The late 1990s saw a revival of absinthe in many European countries, and in Switzerland, the ban was repealed in March 2005. It’s currently the only country to have a legal definition of absinthe and strict regulations for its production. In September 2005, Liggenstorfer and two other absinthe enthusiasts opened Die Grüne Fee, a few steps from the St. Ursus Cathedral in Solothurn. The bar serves nearly 40 varieties of absinthe, all sourced from small distillation plants in Val-de-Travers.
While I nurse my drink, Liggenstorfer suggests we try the sugar variation of absinthe.

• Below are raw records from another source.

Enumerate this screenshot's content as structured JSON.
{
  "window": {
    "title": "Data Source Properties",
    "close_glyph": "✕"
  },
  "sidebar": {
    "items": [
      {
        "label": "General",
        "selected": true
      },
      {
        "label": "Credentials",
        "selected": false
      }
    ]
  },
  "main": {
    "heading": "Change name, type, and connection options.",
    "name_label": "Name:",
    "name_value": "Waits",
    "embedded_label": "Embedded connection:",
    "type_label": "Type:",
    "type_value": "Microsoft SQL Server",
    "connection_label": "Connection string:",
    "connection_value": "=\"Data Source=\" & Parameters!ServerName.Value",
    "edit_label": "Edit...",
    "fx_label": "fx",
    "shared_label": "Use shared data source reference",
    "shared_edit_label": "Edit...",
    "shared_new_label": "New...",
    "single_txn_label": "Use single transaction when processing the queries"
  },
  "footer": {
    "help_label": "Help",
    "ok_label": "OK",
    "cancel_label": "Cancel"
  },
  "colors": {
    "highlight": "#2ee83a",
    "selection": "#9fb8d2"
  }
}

He brings out a set of slotted spoons sporting elaborate designs. He balances a spoon on a fresh glass of absinthe, places a sugar cube on top, and proceeds to drip iced water on it from the fountain. The sugar cube slowly dissolves into the milky drink. I take a sip and find that the sugar accentuates the fruity, herbal notes of the absinthe, though it does take away from its mild bitterness. “There’s also the so-called Bohemian Method of drinking absinthe,” says Liggenstorfer. He demonstrates by soaking a sugar cube in absinthe, placing it on the slotted spoon, and setting it ablaze. He then slides the flaming cube in the absinthe and pours a shot of water to douse the flames. The resulting drink is stronger and I don’t find its faintly metallic tang to my taste.
I settle back into a comfy sofa, another glass of absinthe in hand. Die Grüne Fee has a distinctive salon feel to it. There’s conversation, laughter, and clinking of glasses all around—not that different from the belle époque bar of my imagination.
Getting There Swissair has regular direct flights from Mumbai and Delhi to Zurich. Solothurn is 95 km/1 hour west of Zurich. Frequent trains run from Zurich Main Station (tickets from CHF19/Rs1,247).
Explore Solothurn is poised on the banks of River Aare with the Jura Mountains as a backdrop. It’s regarded as the finest Baroque town in Switzerland and its pedestrianised Old Town has many heritage sites, such as the St. Ursus Cathedral and the Jesuit Church. The 13th-century clock tower in the square is the city’s oldest structure. The 16th-century astronomical clock on its facade brings out a parade of figures on the hour.
The riverfront is lined with charming restaurants and cool bars. Drop in at the elegant La Couronne Restaurant for some haute French cuisine. Don’t miss the Solothurner Torte at Confiserie Suteria, a melt-in-the-mouth hazelnut meringue cake, layered with light cream filling.
A short bus ride (or a leisurely walk) outside town will bring you to Verena Gorge. An easy 2-kilometre trail along the gurgling Verenabach stream leads to a secluded hermitage and chapel. It’s a place of great spiritual energy, which whispers of the legend of Saint Verena.
Die Grüne Fee Absinthe Bar & Bistro, Kronengasse 11.,+41-32-534-5990 (diegruenefee.ch; Mon-Thu 5-11.30 p.m., Fri 5 p.m.-1.30 a.m., Saturday 11 a.m.-1.30 a.m.)